> Data records:

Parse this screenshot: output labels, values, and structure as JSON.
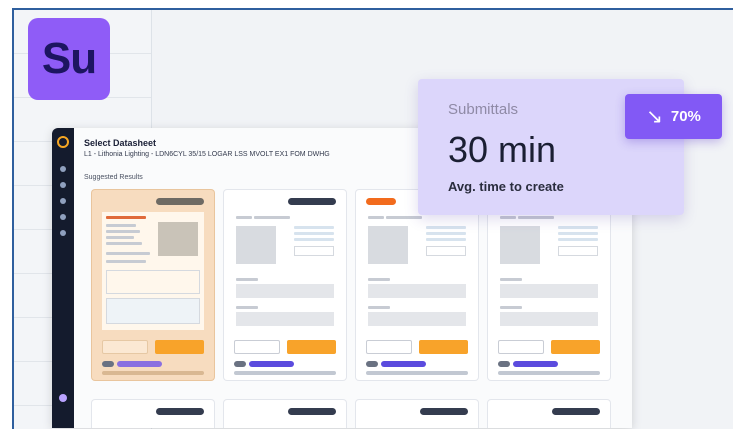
{
  "brand": {
    "logo_text": "Su",
    "logo_color": "#8f5cf7"
  },
  "app": {
    "title": "Select Datasheet",
    "subtitle": "L1 - Lithonia Lighting - LDN6CYL 35/15 LOGAR LSS MVOLT EX1 FOM DWHG",
    "section_label": "Suggested Results"
  },
  "stat_card": {
    "label": "Submittals",
    "value": "30 min",
    "caption": "Avg. time to create",
    "badge_icon": "arrow-down-right-icon",
    "badge_glyph": "↘",
    "badge_text": "70%"
  },
  "colors": {
    "accent_orange": "#f8a32a",
    "accent_purple": "#8259f5",
    "rail": "#141b2d"
  }
}
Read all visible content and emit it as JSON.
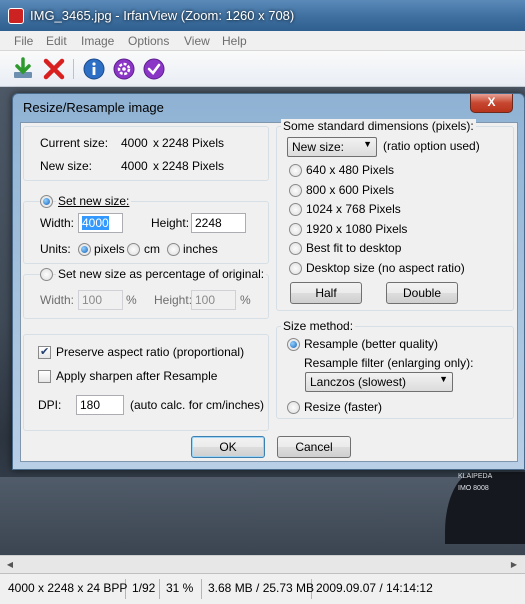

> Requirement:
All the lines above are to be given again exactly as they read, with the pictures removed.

> Response below:
Parse this screenshot: output labels, values, and structure as JSON.
{
  "brand": {
    "logo_text": "Su",
    "logo_color": "#8f5cf7"
  },
  "app": {
    "title": "Select Datasheet",
    "subtitle": "L1 - Lithonia Lighting - LDN6CYL 35/15 LOGAR LSS MVOLT EX1 FOM DWHG",
    "section_label": "Suggested Results"
  },
  "stat_card": {
    "label": "Submittals",
    "value": "30 min",
    "caption": "Avg. time to create",
    "badge_icon": "arrow-down-right-icon",
    "badge_glyph": "↘",
    "badge_text": "70%"
  },
  "colors": {
    "accent_orange": "#f8a32a",
    "accent_purple": "#8259f5",
    "rail": "#141b2d"
  }
}
Read all visible content and emit it as JSON.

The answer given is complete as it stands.